As a company that arose from the ashes of war, Samsung is particularly grateful for the incredible sacrifices made by members of the U.S. military. To show its immense gratitude, the company has over decades supported important veterans’ organizations such as the American Legion, Fisher House Foundation and the National Military Family Association.
Our work has taught us that American servicemen and women receive some of the highest-caliber training in the world in problem-solving, critical thinking, team-building and technical work—all skills needed for the advanced manufacturing field.
Now, together with The Manufacturing Institute—the workforce and education partner of the National Association of Manufacturers—Samsung is directing its passion for vets to a new realm: helping servicemembers and their families as they transition into their next careers in manufacturing and technology.
As the U.S. races toward a world where 5G enables artificial intelligence and connected devices, we need smart, adaptable workers today to help us bring our innovations to scale for tomorrow.
When Samsung Electronics began its operations in the U.S., America was at the peak of its manufacturing might. Forty years later, the industry remains strong, but a manufacturing workforce shortage is holding manufacturing in the U.S. back from reaching its full potential. There are about 500,000 open jobs in manufacturing right now, and as many as 2.6 million could go unfilled by 2028 unless we take the right steps today to develop the workforce of tomorrow. Meanwhile, 70% of manufacturers report the challenge of finding enough skilled workers as their top business concern.
Yet 200,000 military members transition into the workforce every year. Unfortunately, many do so with an unclear path to success in the private sector—and hiring managers may not recognize the military experience on a veteran’s resume as a match for their needs.
Samsung and The Manufacturing Institute have given tremendous thought to these challenges, and we know that veterans are valuable, capable employees with many skills that are a good fit for this critical role in America’s future.
Together, we have determined that more programs are needed that not only provide transitioning servicemembers with in-demand skills and qualifications to prepare them for life after service but also connect them with corporate partners looking for workers with the very advanced specializations and leadership qualities inherent in members of the military.
To fill this gap, Samsung last year joined with the Manufacturing Institute to become the founding sponsor of Heroes MAKE America, an initiative designed to build a mutually beneficial pipeline between the military and manufacturing. The heart of this initiative is a Department of Defense-approved SkillBridge program that provides manufacturers with credentialed and qualified talent from the military community who have the workplace skills needed to fuel America’s industrial resurgence anchored in technology.

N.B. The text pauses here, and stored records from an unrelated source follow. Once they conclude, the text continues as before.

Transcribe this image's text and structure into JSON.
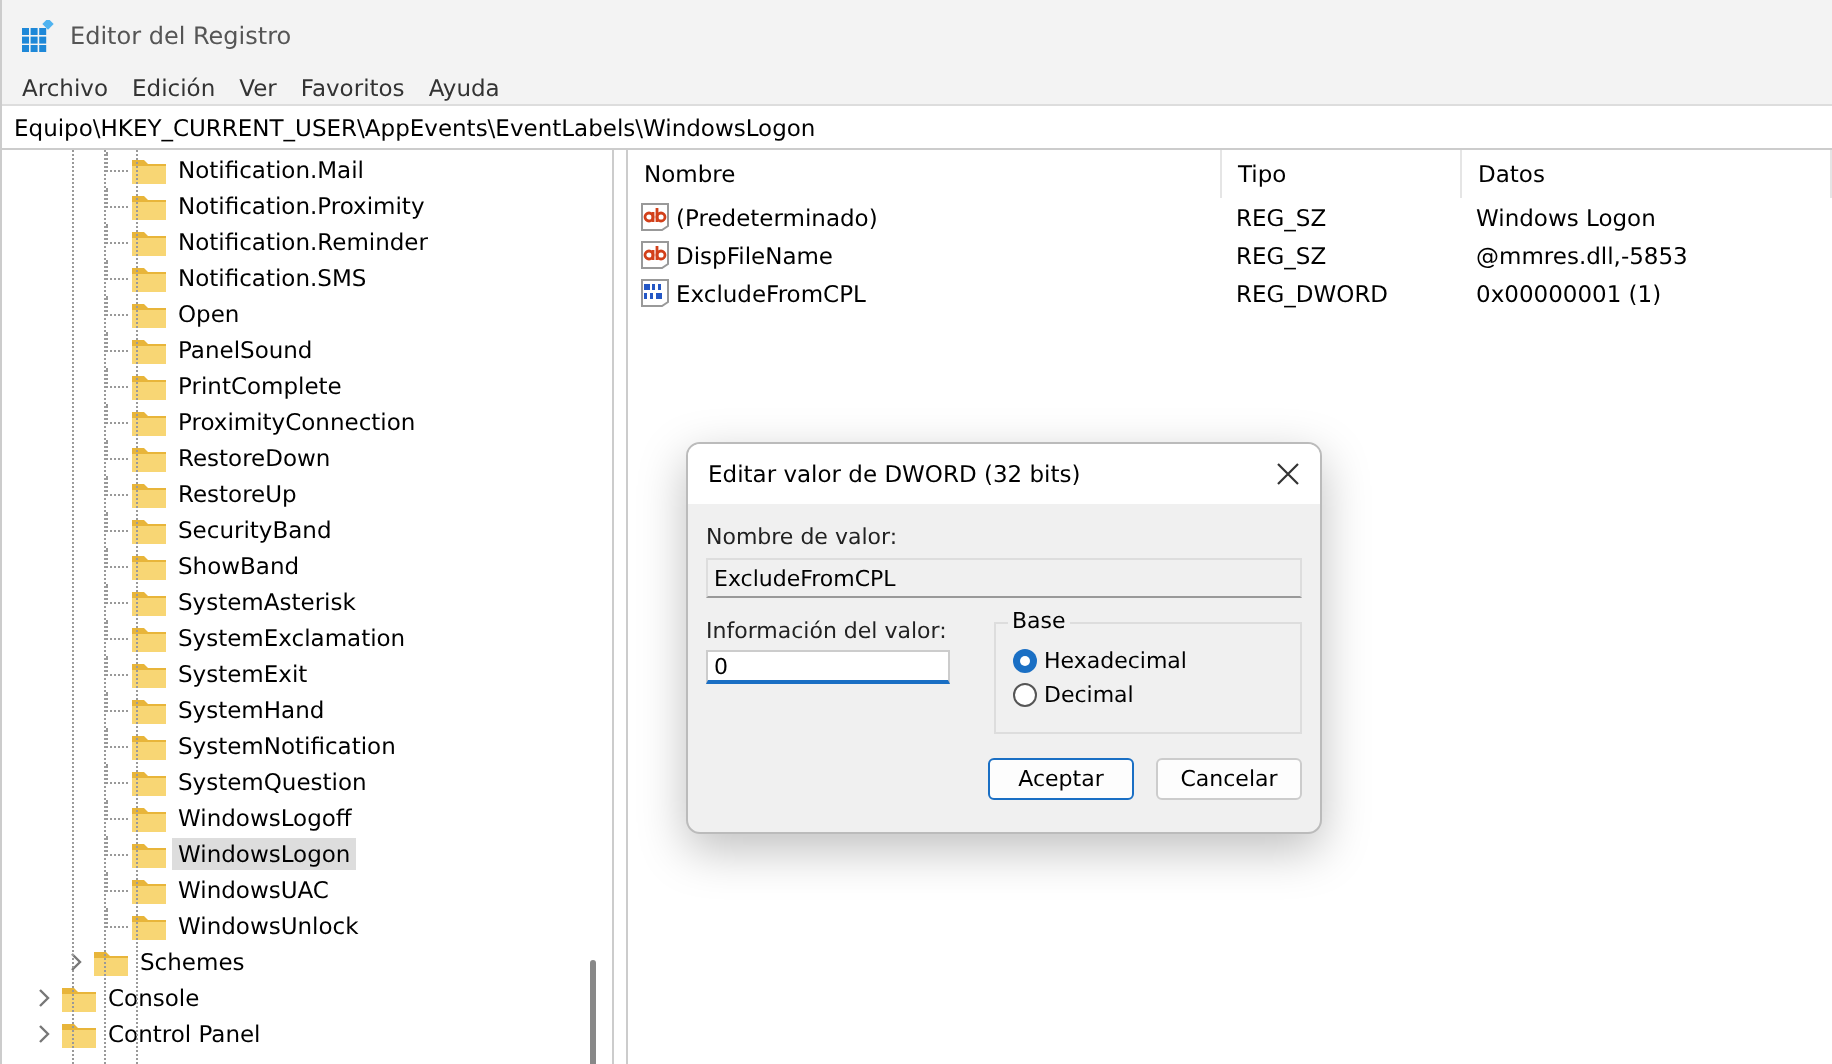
{
  "window": {
    "title": "Editor del Registro"
  },
  "menu": [
    "Archivo",
    "Edición",
    "Ver",
    "Favoritos",
    "Ayuda"
  ],
  "address": "Equipo\\HKEY_CURRENT_USER\\AppEvents\\EventLabels\\WindowsLogon",
  "tree": [
    {
      "children": [
        {
          "children": [
            {
              "label": "Notification.Mail",
              "selected": false
            },
            {
              "label": "Notification.Proximity",
              "selected": false
            },
            {
              "label": "Notification.Reminder",
              "selected": false
            },
            {
              "label": "Notification.SMS",
              "selected": false
            },
            {
              "label": "Open",
              "selected": false
            },
            {
              "label": "PanelSound",
              "selected": false
            },
            {
              "label": "PrintComplete",
              "selected": false
            },
            {
              "label": "ProximityConnection",
              "selected": false
            },
            {
              "label": "RestoreDown",
              "selected": false
            },
            {
              "label": "RestoreUp",
              "selected": false
            },
            {
              "label": "SecurityBand",
              "selected": false
            },
            {
              "label": "ShowBand",
              "selected": false
            },
            {
              "label": "SystemAsterisk",
              "selected": false
            },
            {
              "label": "SystemExclamation",
              "selected": false
            },
            {
              "label": "SystemExit",
              "selected": false
            },
            {
              "label": "SystemHand",
              "selected": false
            },
            {
              "label": "SystemNotification",
              "selected": false
            },
            {
              "label": "SystemQuestion",
              "selected": false
            },
            {
              "label": "WindowsLogoff",
              "selected": false
            },
            {
              "label": "WindowsLogon",
              "selected": true
            },
            {
              "label": "WindowsUAC",
              "selected": false
            },
            {
              "label": "WindowsUnlock",
              "selected": false
            }
          ]
        },
        {
          "label": "Schemes",
          "selected": false,
          "expanded": false
        }
      ]
    },
    {
      "label": "Console",
      "selected": false,
      "expanded": false
    },
    {
      "label": "Control Panel",
      "selected": false,
      "expanded": false
    }
  ],
  "values": {
    "columns": [
      "Nombre",
      "Tipo",
      "Datos"
    ],
    "rows": [
      {
        "kind": "string",
        "name": "(Predeterminado)",
        "type": "REG_SZ",
        "data": "Windows Logon"
      },
      {
        "kind": "string",
        "name": "DispFileName",
        "type": "REG_SZ",
        "data": "@mmres.dll,-5853"
      },
      {
        "kind": "dword",
        "name": "ExcludeFromCPL",
        "type": "REG_DWORD",
        "data": "0x00000001 (1)"
      }
    ]
  },
  "dialog": {
    "title": "Editar valor de DWORD (32 bits)",
    "name_label": "Nombre de valor:",
    "name_value": "ExcludeFromCPL",
    "data_label": "Información del valor:",
    "data_value": "0",
    "base_label": "Base",
    "bases": [
      {
        "label": "Hexadecimal",
        "selected": true
      },
      {
        "label": "Decimal",
        "selected": false
      }
    ],
    "buttons": [
      {
        "label": "Aceptar",
        "default": true
      },
      {
        "label": "Cancelar",
        "default": false
      }
    ]
  }
}
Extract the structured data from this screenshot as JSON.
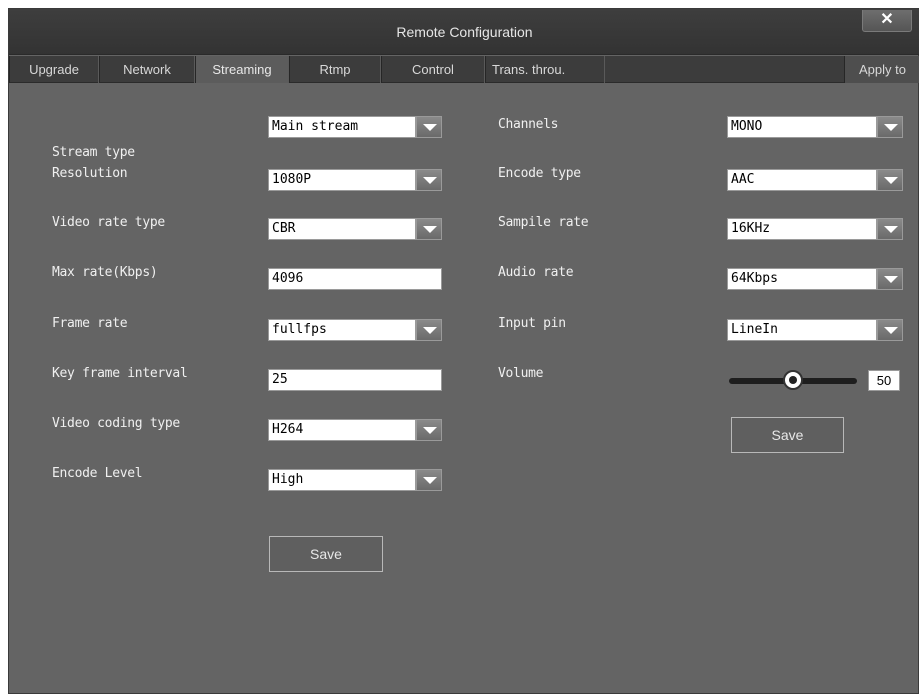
{
  "window": {
    "title": "Remote Configuration",
    "close_label": "✕"
  },
  "tabs": {
    "items": [
      "Upgrade",
      "Network",
      "Streaming",
      "Rtmp",
      "Control",
      "Trans. throu."
    ],
    "active": "Streaming",
    "apply": "Apply to"
  },
  "video": {
    "stream_type": {
      "label": "Stream type",
      "value": "Main stream"
    },
    "resolution": {
      "label": "Resolution",
      "value": "1080P"
    },
    "video_rate_type": {
      "label": "Video rate type",
      "value": "CBR"
    },
    "max_rate": {
      "label": "Max rate(Kbps)",
      "value": "4096"
    },
    "frame_rate": {
      "label": "Frame rate",
      "value": "fullfps"
    },
    "key_frame_interval": {
      "label": "Key frame interval",
      "value": "25"
    },
    "video_coding_type": {
      "label": "Video coding type",
      "value": "H264"
    },
    "encode_level": {
      "label": "Encode Level",
      "value": "High"
    },
    "save_label": "Save"
  },
  "audio": {
    "channels": {
      "label": "Channels",
      "value": "MONO"
    },
    "encode_type": {
      "label": "Encode type",
      "value": "AAC"
    },
    "sample_rate": {
      "label": "Sampile rate",
      "value": "16KHz"
    },
    "audio_rate": {
      "label": "Audio rate",
      "value": "64Kbps"
    },
    "input_pin": {
      "label": "Input pin",
      "value": "LineIn"
    },
    "volume": {
      "label": "Volume",
      "value": "50",
      "level_percent": 50
    },
    "save_label": "Save"
  }
}
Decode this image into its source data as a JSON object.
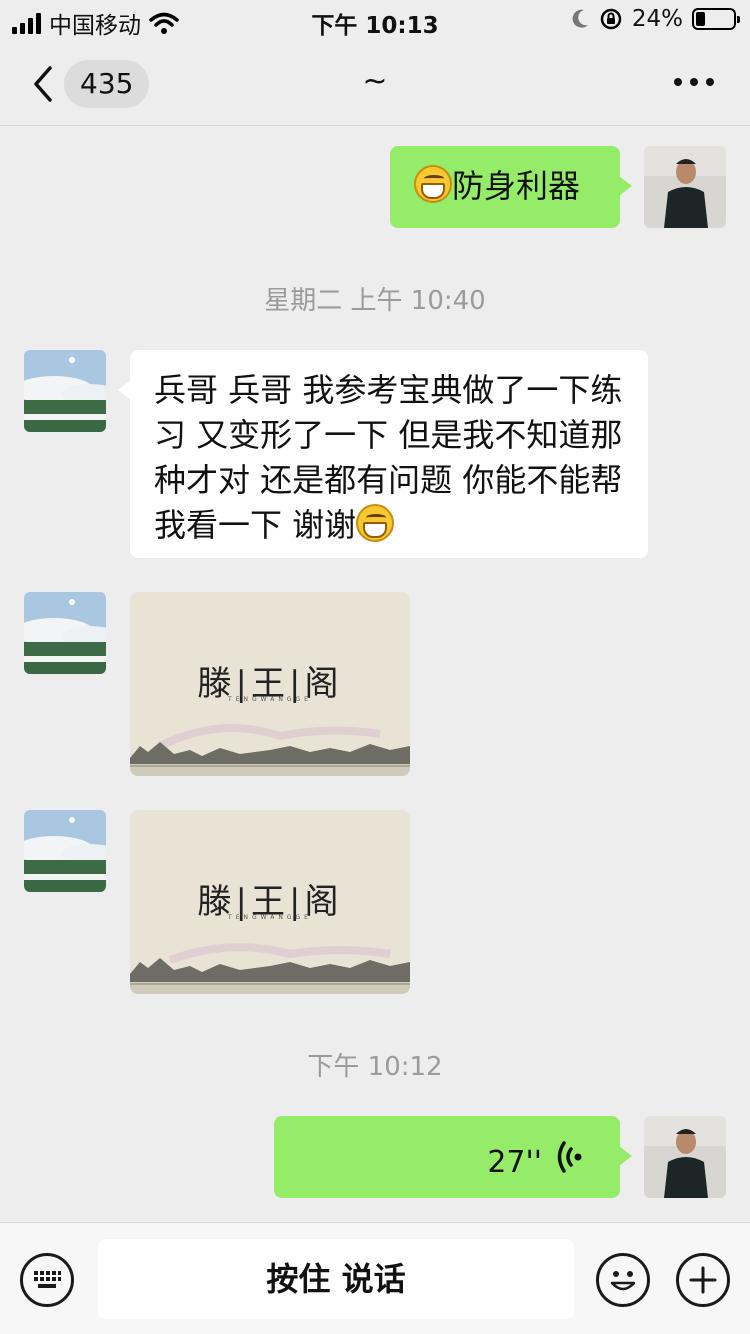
{
  "status_bar": {
    "carrier": "中国移动",
    "time": "下午 10:13",
    "battery": "24%",
    "battery_level": 0.24
  },
  "header": {
    "unread_count": "435",
    "title": "~"
  },
  "messages": {
    "m1": {
      "text": "防身利器"
    },
    "ts1": "星期二 上午 10:40",
    "m2": {
      "text": "兵哥 兵哥 我参考宝典做了一下练习 又变形了一下 但是我不知道那种才对 还是都有问题 你能不能帮我看一下 谢谢"
    },
    "img1": {
      "title": "滕|王|阁",
      "subtitle": "TENGWANGGE"
    },
    "img2": {
      "title": "滕|王|阁",
      "subtitle": "TENGWANGGE"
    },
    "ts2": "下午 10:12",
    "voice": {
      "duration": "27''"
    }
  },
  "input_bar": {
    "hold_to_talk": "按住 说话"
  },
  "colors": {
    "background": "#ededed",
    "sent_bubble": "#95ec69",
    "received_bubble": "#ffffff",
    "timestamp": "#9b9b9b"
  },
  "icons": [
    "signal-icon",
    "wifi-icon",
    "moon-icon",
    "rotation-lock-icon",
    "battery-icon",
    "back-chevron-icon",
    "more-icon",
    "grin-emoji-icon",
    "voice-wave-icon",
    "keyboard-icon",
    "emoji-icon",
    "plus-icon"
  ]
}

Since launching the pilot program at Ft. Riley, Kansas last year, we are thrilled to report that Heroes MAKE America has already expanded to four additional bases: Ft. Hood, Texas; Ft. Bragg, North Carolina; Ft. Campbell, Kentucky; and Ft. Benning, Georgia.
Hundreds of participants have graduated from the Heroes program already and 94% of those graduates have been placed in new positions with an average salary of nearly $70,000. This is a testament to the skill, experience and character of these graduates, and so is the fact that a significant number of them are being placed in supervisory roles.
These men and women are the manufacturing leaders of tomorrow and we are immensely proud of them. Now, we are exploring ways to expand the program further to serve even more from the military community, including military spouses, National Guardsmen and reservists. It’s one of the many ways we are working hard to help secure America’s manufacturing future and support our nation’s heroes. For instance, in addition to our work with veterans on military bases, Samsung and The Manufacturing Institute have advocated for the federal Supporting Veterans in STEM Careers Act bill, which would increase veteran participation in the National Science Foundation’s (NSF) STEM education and research programs.
By jumpstarting the Heroes MAKE program and advocating for legislation that would help veterans pursue careers in STEM fields, we hope to spur other companies to join us in building a pipeline of advanced manufacturing workers. The future of manufacturing will be tied to the future of its workforce, and corporate leaders should join us in our efforts to solve this workforce challenge. To learn more about the Heroes program and ways you can join in, visit www.themanufacturinginstitute.org
David Steel is head of corporate affairs, Samsung Electronics America, and Carolyn Lee is executive director, The Manufacturing Institute.
Photo: Veterans at a Heroes MAKE America graduation ceremony.